muscarinic acetylcholine receptor DM1, member of the class A family of seven-transmembrane G protein-coupled receptors

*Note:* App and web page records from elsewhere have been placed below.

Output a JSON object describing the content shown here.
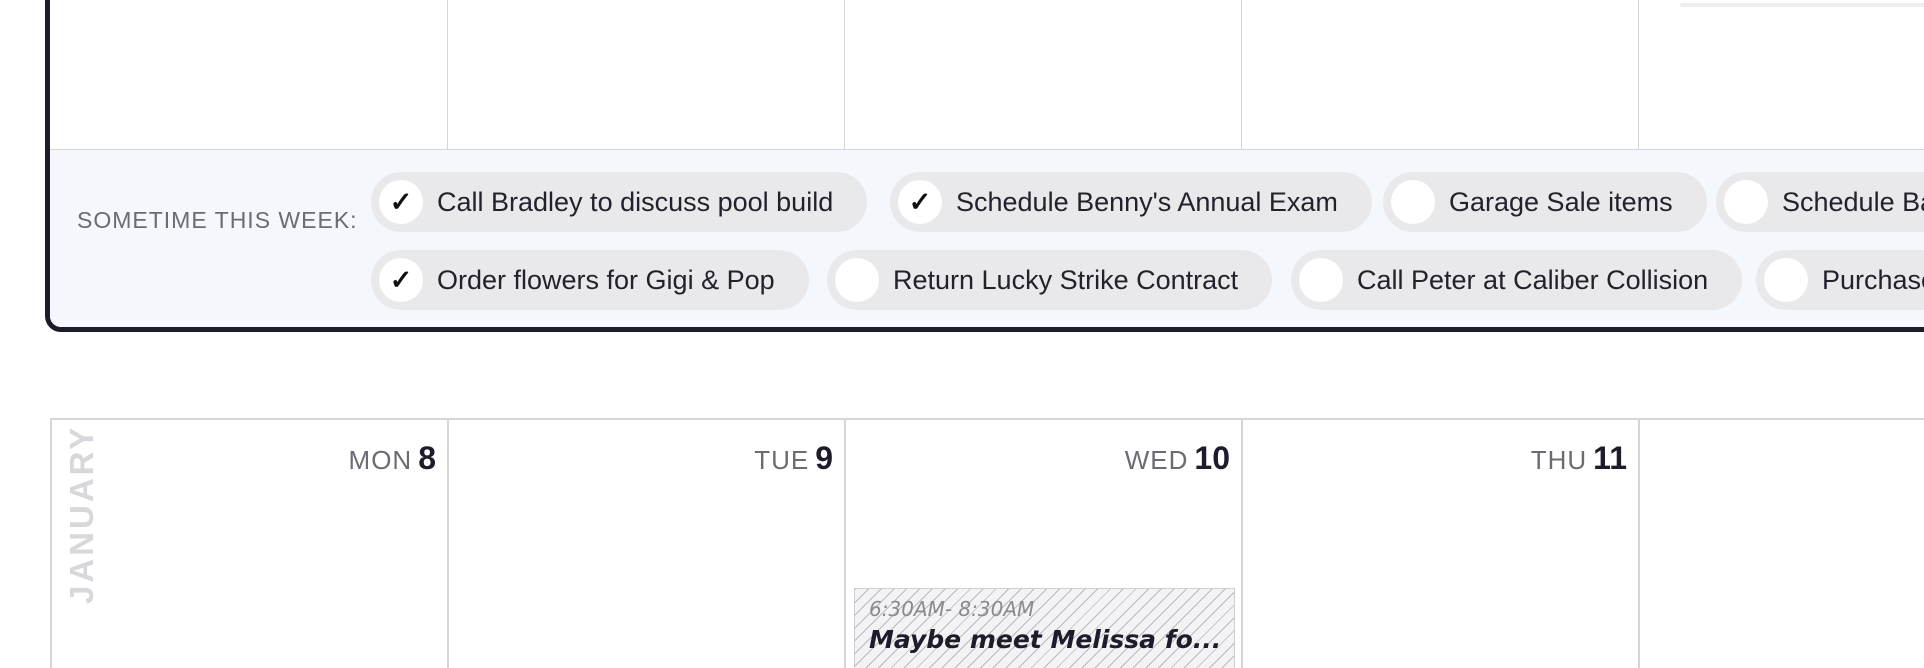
{
  "todo": {
    "label": "SOMETIME THIS WEEK:",
    "items": [
      {
        "text": "Call Bradley to discuss pool build",
        "checked": true
      },
      {
        "text": "Schedule Benny's Annual Exam",
        "checked": true
      },
      {
        "text": "Garage Sale items",
        "checked": false
      },
      {
        "text": "Schedule Ba",
        "checked": false
      },
      {
        "text": "Order flowers for Gigi & Pop",
        "checked": true
      },
      {
        "text": "Return Lucky Strike Contract",
        "checked": false
      },
      {
        "text": "Call Peter at Caliber Collision",
        "checked": false
      },
      {
        "text": "Purchase",
        "checked": false
      }
    ],
    "check_glyph": "✓"
  },
  "week2": {
    "month": "JANUARY",
    "days": [
      {
        "dow": "MON",
        "num": "8"
      },
      {
        "dow": "TUE",
        "num": "9"
      },
      {
        "dow": "WED",
        "num": "10"
      },
      {
        "dow": "THU",
        "num": "11"
      }
    ],
    "event": {
      "time": "6:30AM- 8:30AM",
      "title": "Maybe meet Melissa fo..."
    }
  },
  "colors": {
    "border": "#1d1c2b",
    "strip_bg": "#f4f7fc",
    "pill_bg": "#e9e9eb",
    "muted_text": "#6b6b73",
    "month_text": "#d8d8dc"
  }
}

This subgroup includes muscarinic acetylcholine receptor DM1-like from invertebrates. Muscarinic acetylcholine receptors (mAChRs) regulate the activity of many fundamental central and peripheral functions. The mAChR family consists of 5 subtypes M1-M5, which can be further divided into two major groups according to their G-protein coupling preference. The M1, M3 and M5 receptors selectively interact with G proteins of the G(q/11) family, whereas the M2 and M4 receptors preferentially link to the G(i/o) types of G proteins. Activation of mAChRs by agonist (acetylcholine) leads to a variety of biochemical and electrophysiological responses. In general, the exact nature of these responses and the subsequent physiological effects mainly depend on the molecular and pharmacological identity of the activated receptor subtype(s). All GPCRs have a common structural architecture comprising of seven-transmembrane (TM) alpha-helices interconnected by three extracellular and three intracellular loops. A general feature of GPCR signaling is agonist-induced conformational changes in the receptors, leading to activation of the heterotrimeric G proteins, which consist of the guanine nucleotide-binding G-alpha subunit and the dimeric G-beta-gamma subunits. The activated G proteins then bind to and activate numerous downstream effector proteins, which generate second messengers that mediate a broad range of cellular and physiological processes.